#### RECORDS FOR PROCESSING
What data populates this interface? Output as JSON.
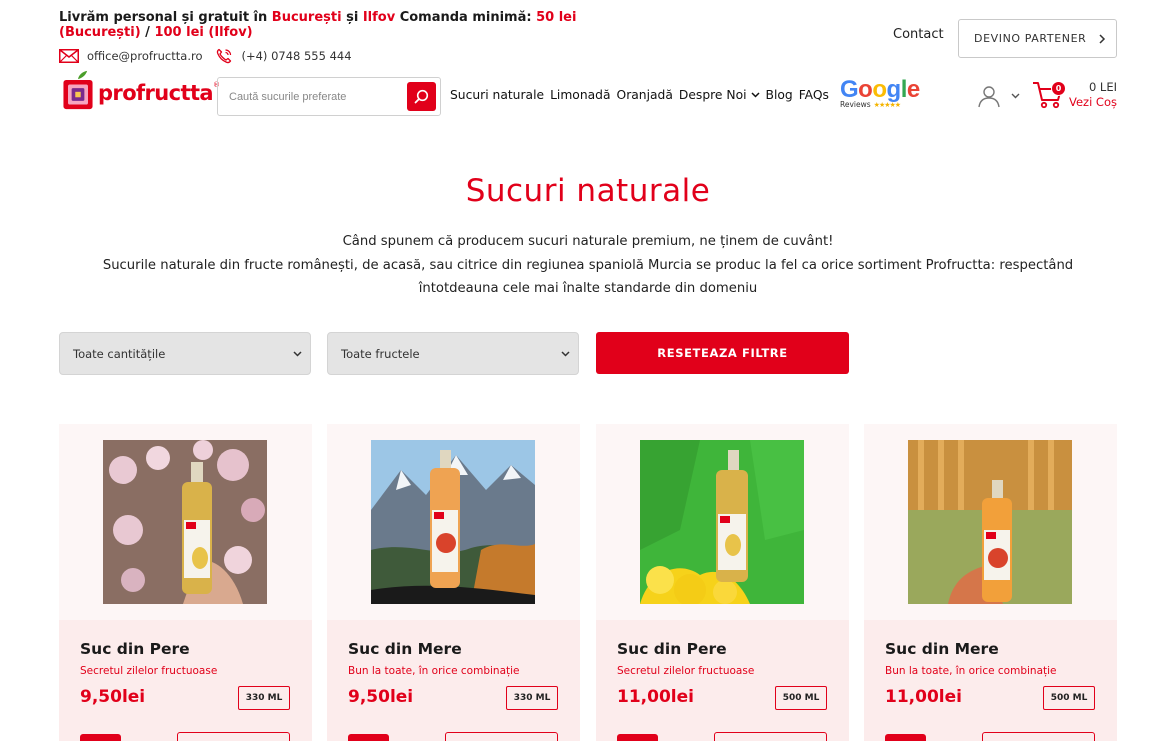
{
  "topbar": {
    "ship_prefix": "Livrăm personal și gratuit în ",
    "city1": "București",
    "and": " și ",
    "city2": "Ilfov",
    "min_text": " Comanda minimă: ",
    "price1": "50 lei (București)",
    "slash": " / ",
    "price2": "100 lei (Ilfov)",
    "email": "office@profructta.ro",
    "phone": "(+4) 0748 555 444",
    "contact": "Contact",
    "partner": "DEVINO PARTENER"
  },
  "logo": {
    "text": "profructta",
    "reg": "®"
  },
  "search": {
    "placeholder": "Caută sucurile preferate"
  },
  "nav": [
    "Sucuri naturale",
    "Limonadă",
    "Oranjadă",
    "Despre Noi",
    "Blog",
    "FAQs"
  ],
  "google": {
    "letters": [
      "G",
      "o",
      "o",
      "g",
      "l",
      "e"
    ],
    "colors": [
      "#4285F4",
      "#EA4335",
      "#FBBC05",
      "#4285F4",
      "#34A853",
      "#EA4335"
    ],
    "reviews": "Reviews",
    "stars": "★★★★★"
  },
  "cart": {
    "count": "0",
    "amount": "0 LEI",
    "see": "Vezi Coș"
  },
  "page": {
    "title": "Sucuri naturale",
    "intro1": "Când spunem că producem sucuri naturale premium, ne ținem de cuvânt!",
    "intro2": "Sucurile naturale din fructe românești, de acasă, sau citrice din regiunea spaniolă Murcia se produc la fel ca orice sortiment Profructta: respectând",
    "intro3": "întotdeauna cele mai înalte standarde din domeniu"
  },
  "filters": {
    "quantity": "Toate cantitățile",
    "fruit": "Toate fructele",
    "reset": "RESETEAZA FILTRE"
  },
  "products": [
    {
      "name": "Suc din Pere",
      "tagline": "Secretul zilelor fructuoase",
      "price": "9,50lei",
      "qty": "330 ML"
    },
    {
      "name": "Suc din Mere",
      "tagline": "Bun la toate, în orice combinație",
      "price": "9,50lei",
      "qty": "330 ML"
    },
    {
      "name": "Suc din Pere",
      "tagline": "Secretul zilelor fructuoase",
      "price": "11,00lei",
      "qty": "500 ML"
    },
    {
      "name": "Suc din Mere",
      "tagline": "Bun la toate, în orice combinație",
      "price": "11,00lei",
      "qty": "500 ML"
    }
  ],
  "colors": {
    "brand_red": "#e1001a",
    "card_bg": "#fdf6f6",
    "card_info_bg": "#fcecec"
  }
}
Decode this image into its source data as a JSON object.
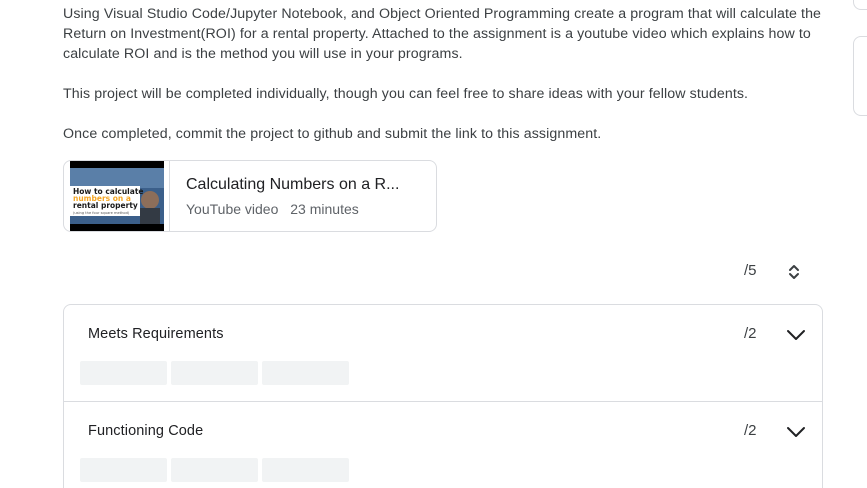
{
  "instructions": {
    "paragraph_1": "Using Visual Studio Code/Jupyter Notebook, and Object Oriented Programming create a program that will calculate the Return on Investment(ROI) for a rental property. Attached to the assignment is a youtube video which explains how to calculate ROI and is the method you will use in your programs.",
    "paragraph_2": "This project will be completed individually, though you can feel free to share ideas with your fellow students.",
    "paragraph_3": "Once completed, commit the project to github and submit the link to this assignment."
  },
  "attachment": {
    "title": "Calculating Numbers on a R...",
    "source": "YouTube video",
    "duration": "23 minutes",
    "thumbnail": {
      "line_1": "How to calculate",
      "line_2": "numbers on a",
      "line_3": "rental property",
      "line_4": "(using the four square method)",
      "icon": "youtube-thumbnail"
    }
  },
  "rubric": {
    "total_points": "/5",
    "criteria": [
      {
        "title": "Meets Requirements",
        "points": "/2",
        "levels": 3
      },
      {
        "title": "Functioning Code",
        "points": "/2",
        "levels": 3
      }
    ]
  },
  "colors": {
    "border": "#dadce0",
    "placeholder": "#f1f3f4",
    "text_primary": "#202124",
    "text_secondary": "#5f6368",
    "thumbnail_blue": "#3b5f8a",
    "thumbnail_highlight": "#f5a623"
  }
}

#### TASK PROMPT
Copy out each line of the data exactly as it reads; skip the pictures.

#### WRITTEN SOLUTION
What data populates this interface? Output as JSON.
{
  "topbar": {
    "ship_prefix": "Livrăm personal și gratuit în ",
    "city1": "București",
    "and": " și ",
    "city2": "Ilfov",
    "min_text": " Comanda minimă: ",
    "price1": "50 lei (București)",
    "slash": " / ",
    "price2": "100 lei (Ilfov)",
    "email": "office@profructta.ro",
    "phone": "(+4) 0748 555 444",
    "contact": "Contact",
    "partner": "DEVINO PARTENER"
  },
  "logo": {
    "text": "profructta",
    "reg": "®"
  },
  "search": {
    "placeholder": "Caută sucurile preferate"
  },
  "nav": [
    "Sucuri naturale",
    "Limonadă",
    "Oranjadă",
    "Despre Noi",
    "Blog",
    "FAQs"
  ],
  "google": {
    "letters": [
      "G",
      "o",
      "o",
      "g",
      "l",
      "e"
    ],
    "colors": [
      "#4285F4",
      "#EA4335",
      "#FBBC05",
      "#4285F4",
      "#34A853",
      "#EA4335"
    ],
    "reviews": "Reviews",
    "stars": "★★★★★"
  },
  "cart": {
    "count": "0",
    "amount": "0 LEI",
    "see": "Vezi Coș"
  },
  "page": {
    "title": "Sucuri naturale",
    "intro1": "Când spunem că producem sucuri naturale premium, ne ținem de cuvânt!",
    "intro2": "Sucurile naturale din fructe românești, de acasă, sau citrice din regiunea spaniolă Murcia se produc la fel ca orice sortiment Profructta: respectând",
    "intro3": "întotdeauna cele mai înalte standarde din domeniu"
  },
  "filters": {
    "quantity": "Toate cantitățile",
    "fruit": "Toate fructele",
    "reset": "RESETEAZA FILTRE"
  },
  "products": [
    {
      "name": "Suc din Pere",
      "tagline": "Secretul zilelor fructuoase",
      "price": "9,50lei",
      "qty": "330 ML"
    },
    {
      "name": "Suc din Mere",
      "tagline": "Bun la toate, în orice combinație",
      "price": "9,50lei",
      "qty": "330 ML"
    },
    {
      "name": "Suc din Pere",
      "tagline": "Secretul zilelor fructuoase",
      "price": "11,00lei",
      "qty": "500 ML"
    },
    {
      "name": "Suc din Mere",
      "tagline": "Bun la toate, în orice combinație",
      "price": "11,00lei",
      "qty": "500 ML"
    }
  ],
  "colors": {
    "brand_red": "#e1001a",
    "card_bg": "#fdf6f6",
    "card_info_bg": "#fcecec"
  }
}
Decode this image into its source data as a JSON object.
{
  "instructions": {
    "paragraph_1": "Using Visual Studio Code/Jupyter Notebook, and Object Oriented Programming create a program that will calculate the Return on Investment(ROI) for a rental property. Attached to the assignment is a youtube video which explains how to calculate ROI and is the method you will use in your programs.",
    "paragraph_2": "This project will be completed individually, though you can feel free to share ideas with your fellow students.",
    "paragraph_3": "Once completed, commit the project to github and submit the link to this assignment."
  },
  "attachment": {
    "title": "Calculating Numbers on a R...",
    "source": "YouTube video",
    "duration": "23 minutes",
    "thumbnail": {
      "line_1": "How to calculate",
      "line_2": "numbers on a",
      "line_3": "rental property",
      "line_4": "(using the four square method)",
      "icon": "youtube-thumbnail"
    }
  },
  "rubric": {
    "total_points": "/5",
    "criteria": [
      {
        "title": "Meets Requirements",
        "points": "/2",
        "levels": 3
      },
      {
        "title": "Functioning Code",
        "points": "/2",
        "levels": 3
      }
    ]
  },
  "colors": {
    "border": "#dadce0",
    "placeholder": "#f1f3f4",
    "text_primary": "#202124",
    "text_secondary": "#5f6368",
    "thumbnail_blue": "#3b5f8a",
    "thumbnail_highlight": "#f5a623"
  }
}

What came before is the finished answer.